Very sad to hear the news this week of the demise of a great little local charity that has helped thousands of people with terminal illness, and their carers, in my home area.
The Beacon of Hope, which ran a hospice-at-home service as well as providing much help, support and respite for carers, has gone into voluntary liquidation with the loss of 17 full and part-time jobs.
The charity was founded in 2000 by retired teacher Elizabeth Murphy. It had offices in Aberystwyth, Cardigan and Machynlleth.
While liquidators PKF, said Beacon of Hope's collapse would have ‘no impact on its patients and they had been placed in health officials' care’ there are also real concerns for the many people who care for relatives with terminal or life-limiting illnesses.
The love, care – and yes, hope – given by the workers and volunteers at Beacon of Hope cannot be replaced.

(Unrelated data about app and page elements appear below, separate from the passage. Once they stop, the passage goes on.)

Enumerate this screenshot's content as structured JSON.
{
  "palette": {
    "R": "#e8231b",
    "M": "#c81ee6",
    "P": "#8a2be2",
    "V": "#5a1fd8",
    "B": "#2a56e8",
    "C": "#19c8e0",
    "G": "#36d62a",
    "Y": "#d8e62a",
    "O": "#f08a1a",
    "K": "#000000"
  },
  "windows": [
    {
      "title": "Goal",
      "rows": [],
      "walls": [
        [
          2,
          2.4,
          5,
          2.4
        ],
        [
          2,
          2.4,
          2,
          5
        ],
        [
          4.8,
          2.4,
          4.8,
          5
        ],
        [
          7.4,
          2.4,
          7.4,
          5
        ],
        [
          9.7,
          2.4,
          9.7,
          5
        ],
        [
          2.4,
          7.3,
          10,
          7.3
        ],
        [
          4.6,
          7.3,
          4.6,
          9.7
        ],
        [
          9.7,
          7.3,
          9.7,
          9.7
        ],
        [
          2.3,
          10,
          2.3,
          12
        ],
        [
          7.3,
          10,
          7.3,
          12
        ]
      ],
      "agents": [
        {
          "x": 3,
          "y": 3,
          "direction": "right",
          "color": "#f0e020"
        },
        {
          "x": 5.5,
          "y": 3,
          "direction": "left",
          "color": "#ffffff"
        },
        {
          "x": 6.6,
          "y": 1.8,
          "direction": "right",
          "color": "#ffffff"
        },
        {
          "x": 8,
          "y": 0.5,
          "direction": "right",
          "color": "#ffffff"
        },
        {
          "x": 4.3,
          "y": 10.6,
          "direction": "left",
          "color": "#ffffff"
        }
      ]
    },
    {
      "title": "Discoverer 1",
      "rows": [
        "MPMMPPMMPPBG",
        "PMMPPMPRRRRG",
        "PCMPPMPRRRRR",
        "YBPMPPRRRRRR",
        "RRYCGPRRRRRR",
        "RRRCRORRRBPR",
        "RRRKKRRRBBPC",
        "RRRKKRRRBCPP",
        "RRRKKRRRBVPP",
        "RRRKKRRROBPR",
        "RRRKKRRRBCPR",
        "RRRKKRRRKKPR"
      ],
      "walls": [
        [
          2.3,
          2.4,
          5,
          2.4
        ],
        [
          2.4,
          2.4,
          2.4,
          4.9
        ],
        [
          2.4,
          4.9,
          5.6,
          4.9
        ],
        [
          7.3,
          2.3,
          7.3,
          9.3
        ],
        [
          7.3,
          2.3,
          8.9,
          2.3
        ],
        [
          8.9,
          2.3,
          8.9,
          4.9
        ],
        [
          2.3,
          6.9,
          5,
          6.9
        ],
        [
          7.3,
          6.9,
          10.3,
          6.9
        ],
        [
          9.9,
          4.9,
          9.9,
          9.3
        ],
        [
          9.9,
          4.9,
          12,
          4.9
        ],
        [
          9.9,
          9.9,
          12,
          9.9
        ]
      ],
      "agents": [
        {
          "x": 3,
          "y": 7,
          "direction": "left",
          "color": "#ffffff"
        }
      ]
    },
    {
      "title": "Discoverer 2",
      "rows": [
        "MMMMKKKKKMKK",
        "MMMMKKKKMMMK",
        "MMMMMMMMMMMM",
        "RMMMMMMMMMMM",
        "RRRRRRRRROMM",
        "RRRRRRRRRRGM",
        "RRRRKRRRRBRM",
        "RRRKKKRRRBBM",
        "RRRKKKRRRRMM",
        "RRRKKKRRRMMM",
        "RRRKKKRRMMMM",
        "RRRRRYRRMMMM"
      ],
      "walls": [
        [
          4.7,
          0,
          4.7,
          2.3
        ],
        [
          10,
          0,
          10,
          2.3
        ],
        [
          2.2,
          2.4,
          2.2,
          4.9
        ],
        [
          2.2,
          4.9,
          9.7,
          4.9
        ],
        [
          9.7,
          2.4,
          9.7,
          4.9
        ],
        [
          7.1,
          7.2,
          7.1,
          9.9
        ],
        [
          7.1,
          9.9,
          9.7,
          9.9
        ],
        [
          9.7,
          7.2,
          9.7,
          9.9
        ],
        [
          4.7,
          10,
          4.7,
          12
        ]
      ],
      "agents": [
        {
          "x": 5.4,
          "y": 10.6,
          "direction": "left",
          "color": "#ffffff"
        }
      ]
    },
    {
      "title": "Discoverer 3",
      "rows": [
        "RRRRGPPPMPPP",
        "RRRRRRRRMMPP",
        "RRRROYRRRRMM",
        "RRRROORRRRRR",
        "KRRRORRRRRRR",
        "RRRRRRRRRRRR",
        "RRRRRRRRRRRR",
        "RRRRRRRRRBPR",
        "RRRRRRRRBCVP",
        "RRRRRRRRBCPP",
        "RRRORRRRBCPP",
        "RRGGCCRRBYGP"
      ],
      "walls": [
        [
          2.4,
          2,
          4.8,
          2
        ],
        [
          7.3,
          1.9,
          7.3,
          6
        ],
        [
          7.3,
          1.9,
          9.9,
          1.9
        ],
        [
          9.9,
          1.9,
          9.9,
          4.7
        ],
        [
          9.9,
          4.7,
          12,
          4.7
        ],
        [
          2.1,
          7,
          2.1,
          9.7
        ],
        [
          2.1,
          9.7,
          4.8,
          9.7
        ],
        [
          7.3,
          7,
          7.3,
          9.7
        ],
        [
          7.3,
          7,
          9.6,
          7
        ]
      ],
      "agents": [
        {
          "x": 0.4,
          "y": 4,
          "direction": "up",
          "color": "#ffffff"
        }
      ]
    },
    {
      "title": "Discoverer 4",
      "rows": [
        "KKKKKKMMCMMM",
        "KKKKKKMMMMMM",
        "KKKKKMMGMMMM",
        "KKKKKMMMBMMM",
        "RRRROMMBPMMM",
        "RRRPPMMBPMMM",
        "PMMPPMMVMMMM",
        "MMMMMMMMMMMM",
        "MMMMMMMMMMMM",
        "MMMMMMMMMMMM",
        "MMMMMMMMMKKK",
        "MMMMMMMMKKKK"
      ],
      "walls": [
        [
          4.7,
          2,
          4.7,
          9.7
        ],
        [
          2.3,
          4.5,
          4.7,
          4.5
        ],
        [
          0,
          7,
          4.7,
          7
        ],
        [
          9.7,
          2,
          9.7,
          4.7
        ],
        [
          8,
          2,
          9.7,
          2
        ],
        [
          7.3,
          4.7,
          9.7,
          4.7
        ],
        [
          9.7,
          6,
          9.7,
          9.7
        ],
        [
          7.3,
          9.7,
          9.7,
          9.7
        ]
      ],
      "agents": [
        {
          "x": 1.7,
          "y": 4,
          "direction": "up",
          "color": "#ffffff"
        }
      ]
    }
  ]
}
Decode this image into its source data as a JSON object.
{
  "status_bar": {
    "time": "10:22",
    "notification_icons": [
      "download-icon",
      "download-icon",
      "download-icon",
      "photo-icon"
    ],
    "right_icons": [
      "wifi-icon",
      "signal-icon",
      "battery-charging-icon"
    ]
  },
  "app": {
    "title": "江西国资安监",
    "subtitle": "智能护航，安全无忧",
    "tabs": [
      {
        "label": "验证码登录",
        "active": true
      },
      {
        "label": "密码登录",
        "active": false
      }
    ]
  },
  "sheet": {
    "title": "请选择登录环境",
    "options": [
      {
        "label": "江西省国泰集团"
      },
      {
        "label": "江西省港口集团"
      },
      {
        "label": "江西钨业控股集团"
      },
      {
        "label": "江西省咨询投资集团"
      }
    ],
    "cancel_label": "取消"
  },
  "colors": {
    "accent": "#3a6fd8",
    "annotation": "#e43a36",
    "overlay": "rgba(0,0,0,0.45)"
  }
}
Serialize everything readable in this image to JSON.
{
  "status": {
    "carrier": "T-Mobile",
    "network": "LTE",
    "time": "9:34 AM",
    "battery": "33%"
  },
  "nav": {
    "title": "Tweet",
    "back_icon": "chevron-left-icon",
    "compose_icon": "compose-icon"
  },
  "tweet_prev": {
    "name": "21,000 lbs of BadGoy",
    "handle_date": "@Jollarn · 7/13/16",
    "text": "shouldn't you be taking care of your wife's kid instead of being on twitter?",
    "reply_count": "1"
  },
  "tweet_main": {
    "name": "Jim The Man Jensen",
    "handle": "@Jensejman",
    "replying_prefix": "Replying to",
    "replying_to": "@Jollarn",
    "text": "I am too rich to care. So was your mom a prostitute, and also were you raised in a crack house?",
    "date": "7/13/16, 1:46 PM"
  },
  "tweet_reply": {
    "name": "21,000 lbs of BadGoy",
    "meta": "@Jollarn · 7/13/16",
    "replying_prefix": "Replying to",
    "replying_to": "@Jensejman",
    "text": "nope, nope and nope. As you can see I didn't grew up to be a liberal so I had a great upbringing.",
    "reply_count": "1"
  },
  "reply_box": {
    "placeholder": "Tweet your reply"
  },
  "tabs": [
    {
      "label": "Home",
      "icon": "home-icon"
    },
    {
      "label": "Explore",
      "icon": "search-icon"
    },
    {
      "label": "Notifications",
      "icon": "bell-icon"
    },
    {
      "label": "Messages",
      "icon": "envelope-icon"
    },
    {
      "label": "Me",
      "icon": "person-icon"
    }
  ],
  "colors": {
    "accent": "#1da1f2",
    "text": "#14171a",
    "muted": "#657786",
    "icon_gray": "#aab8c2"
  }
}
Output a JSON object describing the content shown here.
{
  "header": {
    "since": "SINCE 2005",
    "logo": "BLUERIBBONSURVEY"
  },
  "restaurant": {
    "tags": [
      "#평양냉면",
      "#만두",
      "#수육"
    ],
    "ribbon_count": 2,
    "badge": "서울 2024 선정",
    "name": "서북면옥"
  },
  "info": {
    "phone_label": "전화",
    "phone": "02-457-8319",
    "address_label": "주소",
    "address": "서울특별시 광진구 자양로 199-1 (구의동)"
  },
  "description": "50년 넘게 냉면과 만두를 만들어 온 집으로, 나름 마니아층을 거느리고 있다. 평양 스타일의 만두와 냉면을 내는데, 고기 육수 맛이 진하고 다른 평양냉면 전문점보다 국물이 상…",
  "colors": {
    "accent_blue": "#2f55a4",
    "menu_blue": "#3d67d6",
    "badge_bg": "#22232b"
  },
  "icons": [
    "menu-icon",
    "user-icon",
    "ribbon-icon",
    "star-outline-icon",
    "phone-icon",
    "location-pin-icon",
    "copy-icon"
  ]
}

Mrs Murphy’s work as founder was recognised in 2008 with an MBE for services to the community in Ceredigion.
PKF said the charity relied heavily on donations and had cashflow problems:
"Whilst Beacon of Hope nursing services were funded by the health authority and the Welsh assembly, its ancillary services were unfunded and relied upon public donations.
"Unfortunately these had proved insufficient to cover the outgoings and, despite a public appeal for donations and the support of the dedicated and hard-working staff, the company's directors were left with no alternative in the face of the resulting insolvency but to place it into liquidation.
"However, in the prevailing economic climate many organisations have suffered, no matter how worthy the cause, and it is regrettable that despite the excellent work being done in Beacon of Hope's name it has had to cease all activities."
The Beacon of Hope was the nominated charity of the Vice-Chancellor of Aberystwyth University for 2012/13.
When the announcement was made earlier this year the charity’s chair and founder, Elizabeth Murphy said: “Many hospice charities receive support from large industry. There are few large private sector companies based in Ceredigion, and the opportunities for funding are limited. So the announcement that the oldest University in Wales is supporting the smallest hospice in Wales was a great boost to us all.”
Alan Axford, the charity’s voluntary medical adviser said of the Beacon of Hope: “Conventional NHS care is very much focused on the patient and not so much on the carers who often provide support in very difficult circumstances. Their dedication can mean they become socially isolated and this is where the services provided by Beacon of Hope were so valuable, and the support of organisations such as the University so important.”
The Beacon of Hope -- and its dedicated and hard working staff and volunteers --will be sadly missed by many.